really good lessons from a really good couch.
The skinnin barn and apartment were empty, the little house filled with items going to further destinations, and the house was packed minus the absolute essentials, however the garage (oh boy!) was the next order of business and our cut off time was approaching quickly.  We filled our trucks, dug up day lilies, and enjoyed a quick tour of the old house at Richfield and the little church, it was time to say good bye, not only to my friend but to Turkey Roost.  The remainder of the good stuff would have to wait for the next shift. . . for in the morning we were headed to St. Augustine to look for Mom's next abode. 
We drove quietly past the azaleas, the dogwood, blueberries and figs, down the driveway lined with Pine and past the Turkey Roost sign one last time. . .
The twenty years I spent visiting here are years filled with great memories, crazy stories and the legacy of my parents and their time at Turkey Roost, Yemassee, South Carolina.

Mt. Magazine Springtime Song

by Donna Stjerna and Kelly Mulhollan

Recently, as the sun set on the banks of the Peace River and "Still on the Hill" played a melodic composition, I fell in love with the "Ode to Mr. Boze" played on one of his fantastic fiddles, Devil Snake
and Seven Pies . . . but the words to "Mt. Magazine Springtime Song" just seem to resonate today,

When the naked trees loosen up their hides
and begin to grow new clothes . . .
when the March wind blows the cold away,
and dries my dripping nose,
I'll hike to the wild onion patch . .
eat and belch and sing,
blow my breath into winter's face . . .
and turn him into spring.

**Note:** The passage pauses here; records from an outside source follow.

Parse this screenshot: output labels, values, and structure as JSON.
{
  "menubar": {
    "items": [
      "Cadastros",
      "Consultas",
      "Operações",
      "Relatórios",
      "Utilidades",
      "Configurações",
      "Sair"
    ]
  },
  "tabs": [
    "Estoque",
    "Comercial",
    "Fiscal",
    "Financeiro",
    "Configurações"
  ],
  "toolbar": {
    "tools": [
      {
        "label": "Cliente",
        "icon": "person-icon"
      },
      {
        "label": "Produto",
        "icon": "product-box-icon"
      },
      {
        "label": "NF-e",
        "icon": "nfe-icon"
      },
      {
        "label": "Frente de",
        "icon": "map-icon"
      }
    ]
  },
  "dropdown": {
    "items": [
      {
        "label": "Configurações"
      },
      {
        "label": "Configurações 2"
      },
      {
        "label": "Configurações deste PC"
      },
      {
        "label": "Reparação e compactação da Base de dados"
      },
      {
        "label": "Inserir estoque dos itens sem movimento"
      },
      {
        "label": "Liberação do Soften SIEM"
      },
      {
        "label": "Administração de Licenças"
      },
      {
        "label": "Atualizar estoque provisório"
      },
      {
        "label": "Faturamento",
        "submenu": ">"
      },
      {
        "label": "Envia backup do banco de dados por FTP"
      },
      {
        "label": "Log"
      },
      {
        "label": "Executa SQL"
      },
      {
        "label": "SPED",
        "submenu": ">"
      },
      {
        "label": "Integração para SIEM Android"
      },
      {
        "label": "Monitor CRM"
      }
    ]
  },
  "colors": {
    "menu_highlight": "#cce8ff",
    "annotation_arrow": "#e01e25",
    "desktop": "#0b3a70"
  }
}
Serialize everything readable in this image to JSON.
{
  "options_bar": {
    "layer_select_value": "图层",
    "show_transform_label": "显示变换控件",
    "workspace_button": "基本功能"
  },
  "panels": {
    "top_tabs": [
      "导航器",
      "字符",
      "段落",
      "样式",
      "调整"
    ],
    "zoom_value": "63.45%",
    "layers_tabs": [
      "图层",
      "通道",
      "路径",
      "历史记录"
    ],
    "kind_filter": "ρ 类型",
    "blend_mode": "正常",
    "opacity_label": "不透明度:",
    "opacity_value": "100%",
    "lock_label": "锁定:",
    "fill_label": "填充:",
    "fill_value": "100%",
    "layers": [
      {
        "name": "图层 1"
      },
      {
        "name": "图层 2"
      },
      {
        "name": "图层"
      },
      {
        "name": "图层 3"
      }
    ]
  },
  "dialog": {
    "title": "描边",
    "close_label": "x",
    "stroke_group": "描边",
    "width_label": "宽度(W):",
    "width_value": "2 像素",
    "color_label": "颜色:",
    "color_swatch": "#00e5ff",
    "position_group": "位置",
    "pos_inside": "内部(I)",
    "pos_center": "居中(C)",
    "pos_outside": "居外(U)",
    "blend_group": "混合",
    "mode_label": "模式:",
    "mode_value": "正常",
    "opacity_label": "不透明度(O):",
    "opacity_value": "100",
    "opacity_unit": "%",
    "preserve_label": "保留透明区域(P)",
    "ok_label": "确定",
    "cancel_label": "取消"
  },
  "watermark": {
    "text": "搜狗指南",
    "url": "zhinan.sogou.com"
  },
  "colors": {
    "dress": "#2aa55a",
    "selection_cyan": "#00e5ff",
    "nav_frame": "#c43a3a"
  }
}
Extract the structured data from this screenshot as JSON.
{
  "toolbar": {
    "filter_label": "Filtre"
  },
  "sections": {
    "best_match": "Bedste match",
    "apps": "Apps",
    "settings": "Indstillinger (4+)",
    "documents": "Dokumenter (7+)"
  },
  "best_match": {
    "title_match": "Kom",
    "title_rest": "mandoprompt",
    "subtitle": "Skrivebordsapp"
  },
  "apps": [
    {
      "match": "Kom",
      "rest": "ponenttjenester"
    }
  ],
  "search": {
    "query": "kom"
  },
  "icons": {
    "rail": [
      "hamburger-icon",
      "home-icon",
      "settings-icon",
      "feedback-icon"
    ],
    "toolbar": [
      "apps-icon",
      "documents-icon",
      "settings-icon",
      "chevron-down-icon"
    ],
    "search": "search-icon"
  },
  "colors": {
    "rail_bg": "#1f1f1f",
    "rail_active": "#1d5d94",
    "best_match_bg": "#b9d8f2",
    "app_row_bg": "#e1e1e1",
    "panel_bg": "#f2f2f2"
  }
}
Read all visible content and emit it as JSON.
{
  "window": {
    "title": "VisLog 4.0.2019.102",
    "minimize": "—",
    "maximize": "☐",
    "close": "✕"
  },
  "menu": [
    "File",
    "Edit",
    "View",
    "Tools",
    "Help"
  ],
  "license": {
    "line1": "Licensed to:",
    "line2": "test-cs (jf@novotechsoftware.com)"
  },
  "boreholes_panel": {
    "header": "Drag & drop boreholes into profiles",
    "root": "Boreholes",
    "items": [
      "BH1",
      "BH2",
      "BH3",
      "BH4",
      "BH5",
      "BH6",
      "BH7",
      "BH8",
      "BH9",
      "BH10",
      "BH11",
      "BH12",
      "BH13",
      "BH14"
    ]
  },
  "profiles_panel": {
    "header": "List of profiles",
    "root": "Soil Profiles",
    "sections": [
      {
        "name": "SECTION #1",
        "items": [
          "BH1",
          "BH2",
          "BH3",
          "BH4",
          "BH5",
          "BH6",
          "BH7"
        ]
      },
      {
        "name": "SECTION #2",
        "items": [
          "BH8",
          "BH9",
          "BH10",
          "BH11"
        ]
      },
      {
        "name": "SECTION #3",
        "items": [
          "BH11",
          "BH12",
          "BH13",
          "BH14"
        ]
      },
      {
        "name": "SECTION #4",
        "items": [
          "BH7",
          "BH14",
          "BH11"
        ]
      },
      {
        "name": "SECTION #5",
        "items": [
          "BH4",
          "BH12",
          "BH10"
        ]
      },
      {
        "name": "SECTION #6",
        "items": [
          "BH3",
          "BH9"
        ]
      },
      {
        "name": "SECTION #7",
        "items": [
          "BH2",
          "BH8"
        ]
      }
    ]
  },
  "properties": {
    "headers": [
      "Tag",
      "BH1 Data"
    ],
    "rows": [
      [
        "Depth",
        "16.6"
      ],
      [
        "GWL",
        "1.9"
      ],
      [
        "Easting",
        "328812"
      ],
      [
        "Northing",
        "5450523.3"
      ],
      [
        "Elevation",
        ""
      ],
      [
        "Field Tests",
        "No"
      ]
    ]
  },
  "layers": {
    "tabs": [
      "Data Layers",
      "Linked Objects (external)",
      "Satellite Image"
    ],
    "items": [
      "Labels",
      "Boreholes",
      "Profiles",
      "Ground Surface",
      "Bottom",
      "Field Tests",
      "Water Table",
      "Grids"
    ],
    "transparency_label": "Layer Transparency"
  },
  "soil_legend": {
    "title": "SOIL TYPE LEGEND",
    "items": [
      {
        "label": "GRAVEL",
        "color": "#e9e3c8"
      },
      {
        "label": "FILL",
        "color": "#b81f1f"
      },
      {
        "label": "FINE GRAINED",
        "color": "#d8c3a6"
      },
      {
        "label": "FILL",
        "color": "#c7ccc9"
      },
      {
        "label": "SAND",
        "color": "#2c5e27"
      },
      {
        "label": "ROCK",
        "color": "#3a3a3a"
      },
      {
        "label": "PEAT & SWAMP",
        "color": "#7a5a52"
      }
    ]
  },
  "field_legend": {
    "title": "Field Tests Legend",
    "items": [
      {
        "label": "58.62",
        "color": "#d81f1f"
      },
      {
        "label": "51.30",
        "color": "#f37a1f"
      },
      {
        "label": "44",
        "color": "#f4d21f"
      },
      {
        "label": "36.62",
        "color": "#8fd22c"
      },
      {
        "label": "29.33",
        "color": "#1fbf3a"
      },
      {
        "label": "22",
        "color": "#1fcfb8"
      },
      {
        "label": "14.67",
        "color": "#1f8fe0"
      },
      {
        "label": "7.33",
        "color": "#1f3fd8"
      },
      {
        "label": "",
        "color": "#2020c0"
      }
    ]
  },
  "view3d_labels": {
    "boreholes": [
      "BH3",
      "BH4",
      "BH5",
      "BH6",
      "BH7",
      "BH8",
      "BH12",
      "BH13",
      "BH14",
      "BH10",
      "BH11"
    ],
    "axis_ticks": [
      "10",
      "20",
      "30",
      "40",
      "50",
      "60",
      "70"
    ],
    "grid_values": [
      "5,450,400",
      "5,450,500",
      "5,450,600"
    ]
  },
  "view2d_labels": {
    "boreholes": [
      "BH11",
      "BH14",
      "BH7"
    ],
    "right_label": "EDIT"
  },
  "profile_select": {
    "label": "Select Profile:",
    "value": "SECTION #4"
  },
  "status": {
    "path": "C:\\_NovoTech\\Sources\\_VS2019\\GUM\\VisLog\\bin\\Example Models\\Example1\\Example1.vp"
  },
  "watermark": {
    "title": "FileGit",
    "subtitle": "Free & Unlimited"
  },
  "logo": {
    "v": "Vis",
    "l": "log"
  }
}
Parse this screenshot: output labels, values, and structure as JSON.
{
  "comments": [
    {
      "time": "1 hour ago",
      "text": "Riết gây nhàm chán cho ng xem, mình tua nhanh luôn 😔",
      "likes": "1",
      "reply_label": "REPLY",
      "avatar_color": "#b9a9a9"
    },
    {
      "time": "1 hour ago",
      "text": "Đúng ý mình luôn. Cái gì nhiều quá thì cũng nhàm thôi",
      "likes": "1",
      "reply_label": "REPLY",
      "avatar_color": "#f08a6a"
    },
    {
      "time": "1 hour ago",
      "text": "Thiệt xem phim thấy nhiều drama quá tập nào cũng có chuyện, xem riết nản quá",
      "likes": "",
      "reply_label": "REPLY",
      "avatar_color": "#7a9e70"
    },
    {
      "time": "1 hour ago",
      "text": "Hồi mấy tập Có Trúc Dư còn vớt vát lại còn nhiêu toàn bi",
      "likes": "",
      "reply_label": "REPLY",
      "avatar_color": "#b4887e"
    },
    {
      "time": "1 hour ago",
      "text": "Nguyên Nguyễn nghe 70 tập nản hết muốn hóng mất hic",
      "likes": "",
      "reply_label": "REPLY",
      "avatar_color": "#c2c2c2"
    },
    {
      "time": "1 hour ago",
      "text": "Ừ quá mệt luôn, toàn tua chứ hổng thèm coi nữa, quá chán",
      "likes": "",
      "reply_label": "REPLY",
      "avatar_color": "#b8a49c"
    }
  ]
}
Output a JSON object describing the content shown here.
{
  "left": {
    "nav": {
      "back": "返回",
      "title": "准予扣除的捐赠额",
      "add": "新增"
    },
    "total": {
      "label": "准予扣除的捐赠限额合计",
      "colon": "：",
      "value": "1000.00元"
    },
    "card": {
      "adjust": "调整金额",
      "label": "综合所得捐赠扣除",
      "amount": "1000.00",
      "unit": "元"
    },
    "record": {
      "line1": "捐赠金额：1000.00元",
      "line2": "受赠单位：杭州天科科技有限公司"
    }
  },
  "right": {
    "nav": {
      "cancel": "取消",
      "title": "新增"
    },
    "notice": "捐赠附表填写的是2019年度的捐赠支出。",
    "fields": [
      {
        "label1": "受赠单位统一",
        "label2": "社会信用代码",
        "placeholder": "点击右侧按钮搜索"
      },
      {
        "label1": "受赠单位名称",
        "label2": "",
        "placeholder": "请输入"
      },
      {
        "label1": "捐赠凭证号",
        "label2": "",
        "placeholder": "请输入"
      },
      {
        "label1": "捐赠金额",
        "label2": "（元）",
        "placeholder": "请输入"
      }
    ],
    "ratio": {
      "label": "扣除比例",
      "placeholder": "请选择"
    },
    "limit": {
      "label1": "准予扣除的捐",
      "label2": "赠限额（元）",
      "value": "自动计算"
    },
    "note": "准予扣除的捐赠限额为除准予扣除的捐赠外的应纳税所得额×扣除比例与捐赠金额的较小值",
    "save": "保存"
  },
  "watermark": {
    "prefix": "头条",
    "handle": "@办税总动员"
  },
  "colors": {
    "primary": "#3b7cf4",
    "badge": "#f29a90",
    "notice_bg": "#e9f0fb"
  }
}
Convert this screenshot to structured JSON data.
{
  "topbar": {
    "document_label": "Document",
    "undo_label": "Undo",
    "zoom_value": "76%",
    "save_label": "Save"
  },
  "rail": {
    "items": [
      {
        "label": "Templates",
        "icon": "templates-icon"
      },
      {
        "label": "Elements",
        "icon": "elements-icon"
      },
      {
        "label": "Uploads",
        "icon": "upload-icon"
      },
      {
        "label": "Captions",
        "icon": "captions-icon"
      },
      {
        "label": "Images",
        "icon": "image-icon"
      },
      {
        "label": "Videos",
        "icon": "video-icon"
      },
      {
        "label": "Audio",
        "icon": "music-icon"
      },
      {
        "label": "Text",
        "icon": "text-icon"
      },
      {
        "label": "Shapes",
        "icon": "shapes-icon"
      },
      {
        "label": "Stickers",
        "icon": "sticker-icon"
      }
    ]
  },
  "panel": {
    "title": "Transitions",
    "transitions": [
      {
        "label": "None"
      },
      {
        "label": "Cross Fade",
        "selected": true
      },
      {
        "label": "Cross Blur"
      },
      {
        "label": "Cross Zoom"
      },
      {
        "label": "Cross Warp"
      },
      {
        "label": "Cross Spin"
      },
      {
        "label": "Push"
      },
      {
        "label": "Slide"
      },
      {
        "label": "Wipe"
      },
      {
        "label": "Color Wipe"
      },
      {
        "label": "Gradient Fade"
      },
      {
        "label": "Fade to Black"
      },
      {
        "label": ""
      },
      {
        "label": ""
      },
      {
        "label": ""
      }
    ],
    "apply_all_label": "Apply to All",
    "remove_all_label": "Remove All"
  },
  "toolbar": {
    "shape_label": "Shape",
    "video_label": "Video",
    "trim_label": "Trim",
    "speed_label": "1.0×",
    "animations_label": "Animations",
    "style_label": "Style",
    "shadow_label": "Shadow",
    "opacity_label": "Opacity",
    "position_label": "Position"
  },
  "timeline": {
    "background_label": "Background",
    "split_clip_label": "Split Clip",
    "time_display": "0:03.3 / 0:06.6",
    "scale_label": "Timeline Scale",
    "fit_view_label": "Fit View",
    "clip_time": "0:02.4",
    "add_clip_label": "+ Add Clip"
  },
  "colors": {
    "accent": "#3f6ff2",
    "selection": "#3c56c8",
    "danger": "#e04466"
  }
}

So three cheers for the "hermit-poet"
living on Mt. Magazine,
the second verse well it goes like this,
to the poem that he once called "Spring"!

When the hairy bumblebee crawls forth
and spreads his stubby wing . . .
he takes off running for the air,
I hear his motor sing.
Then he makes a nose dive for my britches,
stabs me with his sting.
I can feel a rise in the temperature
and a swift return of SPRING.

As part of the Stevefest Concert series, "Still on the Hill" was also able to perform at Deep Creek Elementary, with a fabulous children's program.  The final chapter of  this season for Stevefest is April 20th in Punta Gorda, as always a real treat for those who can make it,  "Still Friends" will open for Copper Box, and it promises to be another high stepping good time in Punta Gorda . . .